None of these concerns have been given much attention by the mainstream media as yet but the implications for all of this are plain to see. Next winter, just as the effect of the public spending cuts are really starting to bite, we may well be faced with some pretty shocking supermarket bills. Utility costs are set to rise as well and a hard winter could mean a very tough time for pensioners,claimants and the low paid; the gulf between rich and poor could widen yet further. How we will all respond to this remains to be seen.
Monday, 2 May 2011
This morning came news of the death of two very different kinds of people that had but one thing in common; the ability to inspire young men. Osame bin Laden used his wealth and influence to inflict fear and misery in the name of a narrow, autocratic and joyless philosophy. His passing leaves the world a better place.
Henry Cooper was a far simpler but infinitely more valuable human being. "Our 'enery" was a last link to the days when professional boxing was an integral part of working class culture.

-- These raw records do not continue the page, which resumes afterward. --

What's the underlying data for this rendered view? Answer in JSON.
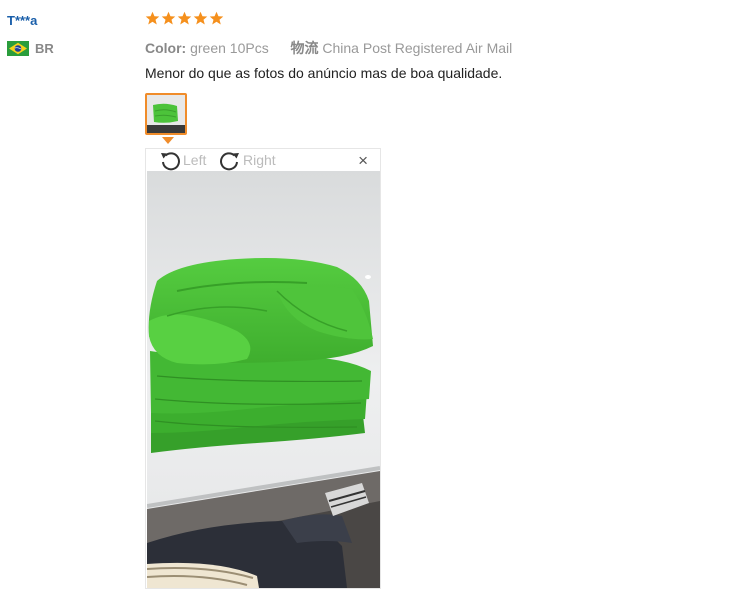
{
  "review": {
    "user": "T***a",
    "country_code": "BR",
    "rating": 5,
    "color_label": "Color:",
    "color_value": "green 10Pcs",
    "shipping_label": "物流",
    "shipping_value": "China Post Registered Air Mail",
    "text": "Menor do que as fotos do anúncio mas de boa qualidade."
  },
  "viewer": {
    "rotate_left_label": "Left",
    "rotate_right_label": "Right",
    "close_label": "×"
  },
  "colors": {
    "accent": "#f08c2a",
    "star": "#f5901d",
    "username": "#1a5faa",
    "towel_green": "#4cc33a"
  },
  "icons": [
    "star-icon",
    "brazil-flag-icon",
    "rotate-left-icon",
    "rotate-right-icon",
    "close-icon"
  ]
}
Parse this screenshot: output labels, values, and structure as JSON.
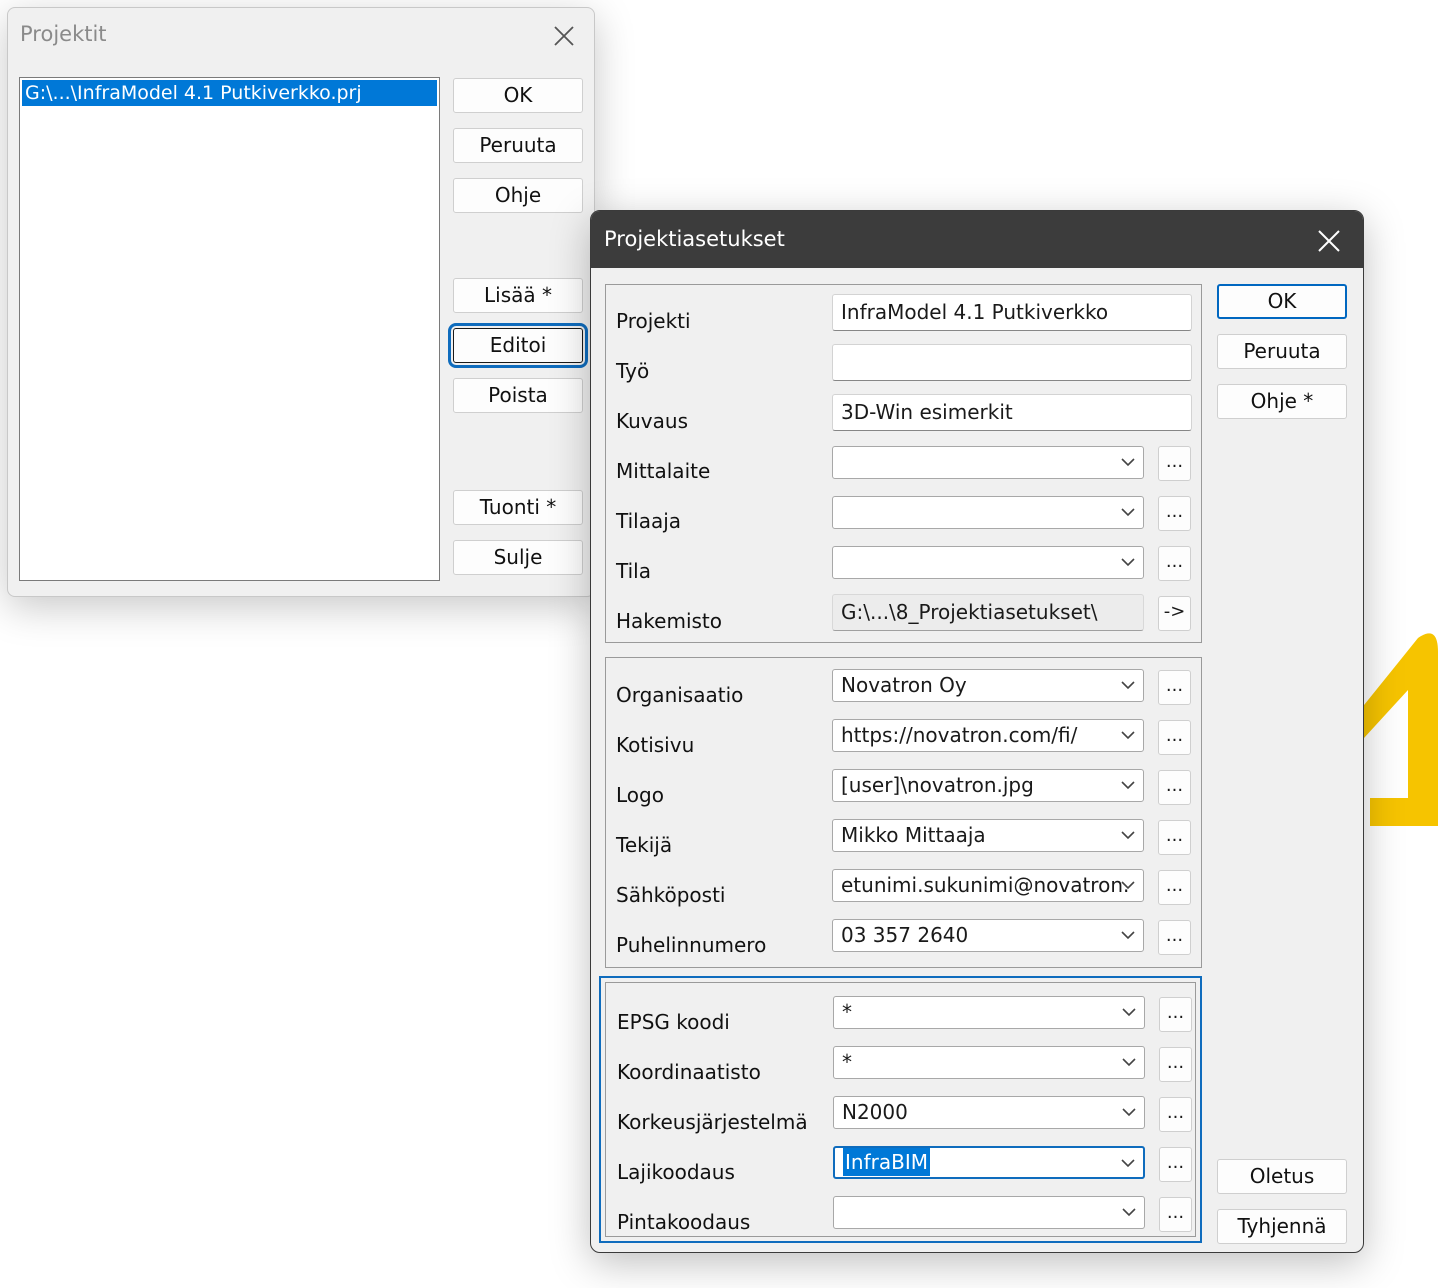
{
  "projects_dialog": {
    "title": "Projektit",
    "list_items": [
      "G:\\...\\InfraModel 4.1 Putkiverkko.prj"
    ],
    "buttons": {
      "ok": "OK",
      "cancel": "Peruuta",
      "help": "Ohje",
      "add": "Lisää *",
      "edit": "Editoi",
      "delete": "Poista",
      "import": "Tuonti *",
      "close": "Sulje"
    }
  },
  "settings_dialog": {
    "title": "Projektiasetukset",
    "buttons": {
      "ok": "OK",
      "cancel": "Peruuta",
      "help": "Ohje *",
      "default": "Oletus",
      "clear": "Tyhjennä",
      "browse": "...",
      "go": "->"
    },
    "project_group": {
      "projekti": {
        "label": "Projekti",
        "value": "InfraModel 4.1 Putkiverkko"
      },
      "tyo": {
        "label": "Työ",
        "value": ""
      },
      "kuvaus": {
        "label": "Kuvaus",
        "value": "3D-Win esimerkit"
      },
      "mittalaite": {
        "label": "Mittalaite",
        "value": ""
      },
      "tilaaja": {
        "label": "Tilaaja",
        "value": ""
      },
      "tila": {
        "label": "Tila",
        "value": ""
      },
      "hakemisto": {
        "label": "Hakemisto",
        "value": "G:\\...\\8_Projektiasetukset\\"
      }
    },
    "org_group": {
      "organisaatio": {
        "label": "Organisaatio",
        "value": "Novatron Oy"
      },
      "kotisivu": {
        "label": "Kotisivu",
        "value": "https://novatron.com/fi/"
      },
      "logo": {
        "label": "Logo",
        "value": "[user]\\novatron.jpg"
      },
      "tekija": {
        "label": "Tekijä",
        "value": "Mikko Mittaaja"
      },
      "sahkoposti": {
        "label": "Sähköposti",
        "value": "etunimi.sukunimi@novatron."
      },
      "puhelin": {
        "label": "Puhelinnumero",
        "value": "03 357 2640"
      }
    },
    "coord_group": {
      "epsg": {
        "label": "EPSG koodi",
        "value": "*"
      },
      "koordinaatisto": {
        "label": "Koordinaatisto",
        "value": "*"
      },
      "korkeus": {
        "label": "Korkeusjärjestelmä",
        "value": "N2000"
      },
      "lajikoodaus": {
        "label": "Lajikoodaus",
        "value": "InfraBIM"
      },
      "pintakoodaus": {
        "label": "Pintakoodaus",
        "value": ""
      }
    }
  },
  "colors": {
    "selection": "#0078d7",
    "focus": "#0f6cbd",
    "titlebar_dark": "#3c3c3c",
    "logo_yellow": "#f6c400"
  }
}
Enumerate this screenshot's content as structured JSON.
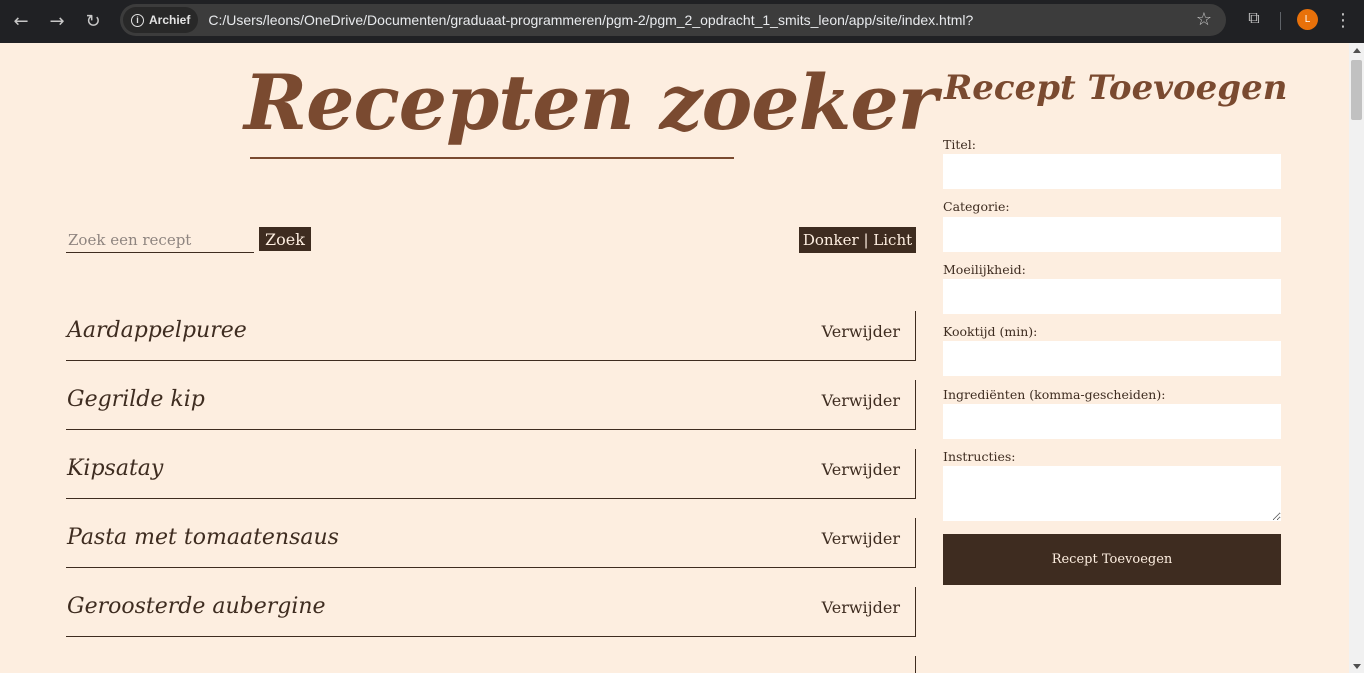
{
  "browser": {
    "badge": "Archief",
    "url": "C:/Users/leons/OneDrive/Documenten/graduaat-programmeren/pgm-2/pgm_2_opdracht_1_smits_leon/app/site/index.html?",
    "avatar_initial": "L"
  },
  "page": {
    "title": "Recepten zoeker",
    "search_placeholder": "Zoek een recept",
    "search_button": "Zoek",
    "theme_toggle": "Donker | Licht"
  },
  "recipes": [
    {
      "name": "Aardappelpuree",
      "delete": "Verwijder"
    },
    {
      "name": "Gegrilde kip",
      "delete": "Verwijder"
    },
    {
      "name": "Kipsatay",
      "delete": "Verwijder"
    },
    {
      "name": "Pasta met tomaatensaus",
      "delete": "Verwijder"
    },
    {
      "name": "Geroosterde aubergine",
      "delete": "Verwijder"
    }
  ],
  "form": {
    "title": "Recept Toevoegen",
    "labels": {
      "titel": "Titel:",
      "categorie": "Categorie:",
      "moeilijkheid": "Moeilijkheid:",
      "kooktijd": "Kooktijd (min):",
      "ingredienten": "Ingrediënten (komma-gescheiden):",
      "instructies": "Instructies:"
    },
    "submit": "Recept Toevoegen"
  },
  "colors": {
    "background": "#fdeee0",
    "accent_dark": "#3e2c20",
    "title_brown": "#7a4a30"
  }
}
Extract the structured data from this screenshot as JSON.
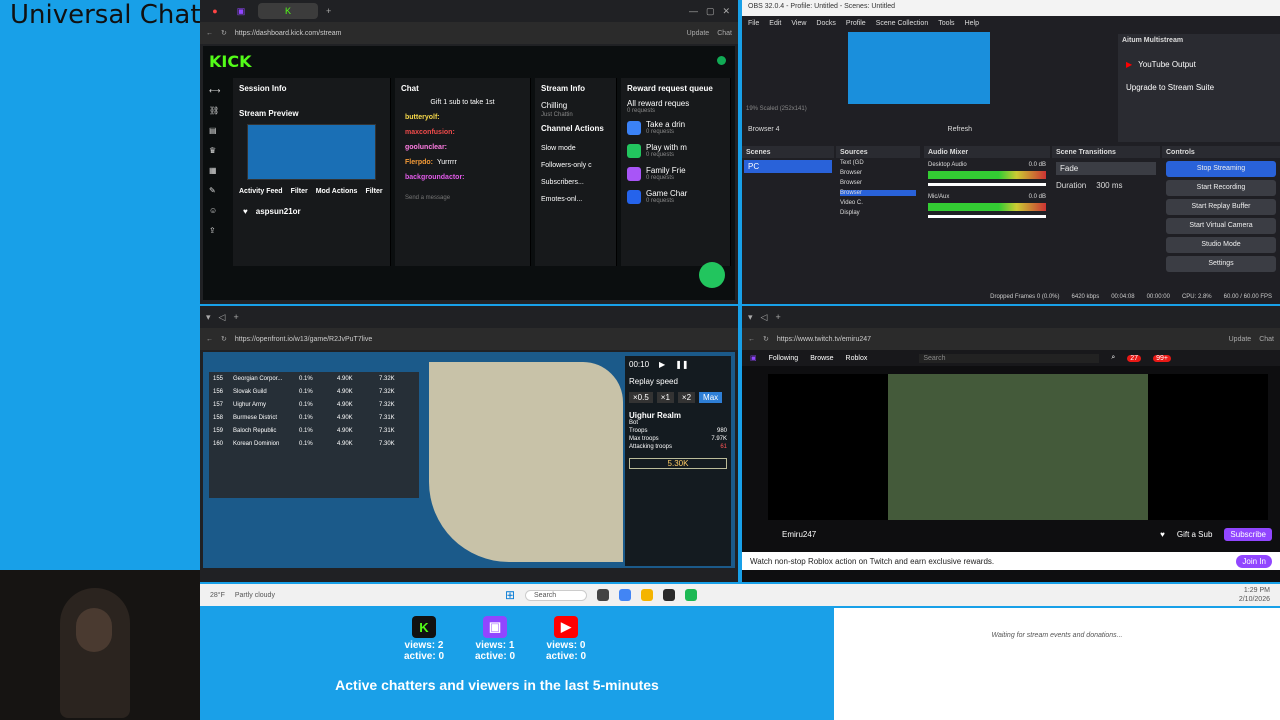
{
  "title": "Universal Chat",
  "kick_window": {
    "url": "https://dashboard.kick.com/stream",
    "update_label": "Update",
    "chat_label": "Chat",
    "logo": "KICK",
    "nav_icons": [
      "arrows-icon",
      "link-icon",
      "chart-icon",
      "trophy-icon",
      "dashboard-icon",
      "wrench-icon",
      "users-icon",
      "upload-icon"
    ],
    "session_info": "Session Info",
    "stream_preview": "Stream Preview",
    "activity_feed": "Activity Feed",
    "filter": "Filter",
    "mod_actions": "Mod Actions",
    "filter2": "Filter",
    "follower_name": "aspsun21or",
    "chat": {
      "title": "Chat",
      "gift_banner": "Gift 1 sub to take 1st",
      "messages": [
        {
          "user": "butteryolf:",
          "color": "#f6d84a"
        },
        {
          "user": "maxconfusion:",
          "color": "#f04b4b"
        },
        {
          "user": "goolunclear:",
          "color": "#ff7de3"
        },
        {
          "user": "Flerpdo:",
          "color": "#f59b37",
          "text": "Yurrrrr"
        },
        {
          "user": "backgroundactor:",
          "color": "#e15ae8"
        }
      ],
      "send_placeholder": "Send a message"
    },
    "stream_info": "Stream Info",
    "category": "Chilling",
    "stream_title": "Just Chattin",
    "channel_actions": "Channel Actions",
    "slow_mode": "Slow mode",
    "followers_only": "Followers-only c",
    "subscribers": "Subscribers...",
    "emotes_only": "Emotes-onl...",
    "reward_queue": "Reward request queue",
    "all_reward_requests": "All reward reques",
    "requests_count": "0 requests",
    "rewards": [
      {
        "title": "Take a drin",
        "count": "0 requests",
        "color": "#3b82f6"
      },
      {
        "title": "Play with m",
        "count": "0 requests",
        "color": "#22c55e"
      },
      {
        "title": "Family Frie",
        "count": "0 requests",
        "color": "#a855f7"
      },
      {
        "title": "Game Char",
        "count": "0 requests",
        "color": "#2563eb"
      }
    ]
  },
  "obs_window": {
    "title": "OBS 32.0.4 - Profile: Untitled - Scenes: Untitled",
    "menu": [
      "File",
      "Edit",
      "View",
      "Docks",
      "Profile",
      "Scene Collection",
      "Tools",
      "Help"
    ],
    "source_label": "Browser 4",
    "refresh": "Refresh",
    "scale_text": "19%  Scaled (252x141)",
    "multistream": {
      "title": "Aitum Multistream",
      "youtube": "YouTube Output",
      "upgrade": "Upgrade to Stream Suite"
    },
    "scenes_title": "Scenes",
    "scene_item": "PC",
    "sources_title": "Sources",
    "sources": [
      "Text (GD",
      "Browser",
      "Browser",
      "Browser",
      "Video C.",
      "Display"
    ],
    "mixer_title": "Audio Mixer",
    "mixer": [
      {
        "name": "Desktop Audio",
        "db": "0.0 dB"
      },
      {
        "name": "Mic/Aux",
        "db": "0.0 dB"
      }
    ],
    "transitions_title": "Scene Transitions",
    "transition": "Fade",
    "duration_label": "Duration",
    "duration": "300 ms",
    "controls_title": "Controls",
    "controls": [
      "Stop Streaming",
      "Start Recording",
      "Start Replay Buffer",
      "Start Virtual Camera",
      "Studio Mode",
      "Settings"
    ],
    "status": {
      "dropped": "Dropped Frames 0 (0.0%)",
      "bitrate": "6420 kbps",
      "live": "00:04:08",
      "rec": "00:00:00",
      "cpu": "CPU: 2.8%",
      "fps": "60.00 / 60.00 FPS"
    }
  },
  "openfront_window": {
    "url": "https://openfront.io/w13/game/R2JvPuT7live",
    "table": [
      {
        "rank": "155",
        "name": "Georgian Corpor...",
        "pct": "0.1%",
        "a": "4.90K",
        "b": "7.32K"
      },
      {
        "rank": "156",
        "name": "Slovak Guild",
        "pct": "0.1%",
        "a": "4.90K",
        "b": "7.32K"
      },
      {
        "rank": "157",
        "name": "Uighur Army",
        "pct": "0.1%",
        "a": "4.90K",
        "b": "7.32K"
      },
      {
        "rank": "158",
        "name": "Burmese District",
        "pct": "0.1%",
        "a": "4.90K",
        "b": "7.31K"
      },
      {
        "rank": "159",
        "name": "Baloch Republic",
        "pct": "0.1%",
        "a": "4.90K",
        "b": "7.31K"
      },
      {
        "rank": "160",
        "name": "Korean Dominion",
        "pct": "0.1%",
        "a": "4.90K",
        "b": "7.30K"
      }
    ],
    "timer": "00:10",
    "replay_speed": "Replay speed",
    "speeds": [
      "×0.5",
      "×1",
      "×2",
      "Max"
    ],
    "player": {
      "name": "Uighur Realm",
      "type": "Bot",
      "troops_label": "Troops",
      "troops": "980",
      "max_label": "Max troops",
      "max": "7.97K",
      "attacking_label": "Attacking troops",
      "attacking": "61",
      "gold": "5.30K",
      "stats": [
        "0",
        "0",
        "0",
        "0"
      ]
    }
  },
  "twitch_window": {
    "url": "https://www.twitch.tv/emiru247",
    "nav": [
      "Following",
      "Browse",
      "Roblox"
    ],
    "search_placeholder": "Search",
    "update_label": "Update",
    "chat_label": "Chat",
    "badge_a": "27",
    "badge_b": "99+",
    "channel": "Emiru247",
    "gift_sub": "Gift a Sub",
    "subscribe": "Subscribe",
    "banner": "Watch non-stop Roblox action on Twitch and earn exclusive rewards.",
    "join": "Join In",
    "status_url": "https://www.twitch.tv"
  },
  "taskbar": {
    "weather_temp": "28°F",
    "weather": "Partly cloudy",
    "search": "Search",
    "time": "1:29 PM",
    "date": "2/10/2026"
  },
  "platforms": [
    {
      "name": "Kick",
      "views": "views: 2",
      "active": "active: 0",
      "color": "#53fc18",
      "glyph": "K"
    },
    {
      "name": "Twitch",
      "views": "views: 1",
      "active": "active: 0",
      "color": "#9146ff",
      "glyph": "▣"
    },
    {
      "name": "YouTube",
      "views": "views: 0",
      "active": "active: 0",
      "color": "#ff0000",
      "glyph": "▶"
    }
  ],
  "active_text": "Active chatters and viewers in the last 5-minutes",
  "waiting_text": "Waiting for stream events and donations..."
}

He used his talent to make an honest living and entertain the fans. Cooper never had the protected career of today's fighters and faced the reality of defeat on several occasions but win or lose Henry was always the gent. He inspired a generation of young fighters with the simple credo of enjoying the sport and doing your best. He gave pleasure to people as a fighter and as a reassuring presence in the land . Thanks Henry.
Sunday, 1 May 2011
Say what you like, it really was an outstanding propaganda exercise. In the obvious sense of acting as a huge diversion from the cuts of course, but also I think in more subtle and profound ways. The spectacle of The Royal Wedding helped secure the future of a dynasty and no matter how much we may mock the Saxe-Coburgs as a bunch of none too bright inbreeds they have shown a remarkable ability for moving with the times and adapting to the public mood. This latest episode in what remains our most popular soap is further evidence of the family's adroit survival skills. If that was all there was to it we could perhaps just shrug our shoulders and move on, muttering about the false consciousness of the masses and the like, but I think that the Windsor/Middleton pact is something else. It is the final episode in the Thatcher project. The irrefutable evidence that with hard work, determination, thrift and a dash of selfishness the sky is the limit. The Middle Class, after all those false starts, have finally arrived. If you can just get your daughter into the right school she too could be a princess. Heaven help us.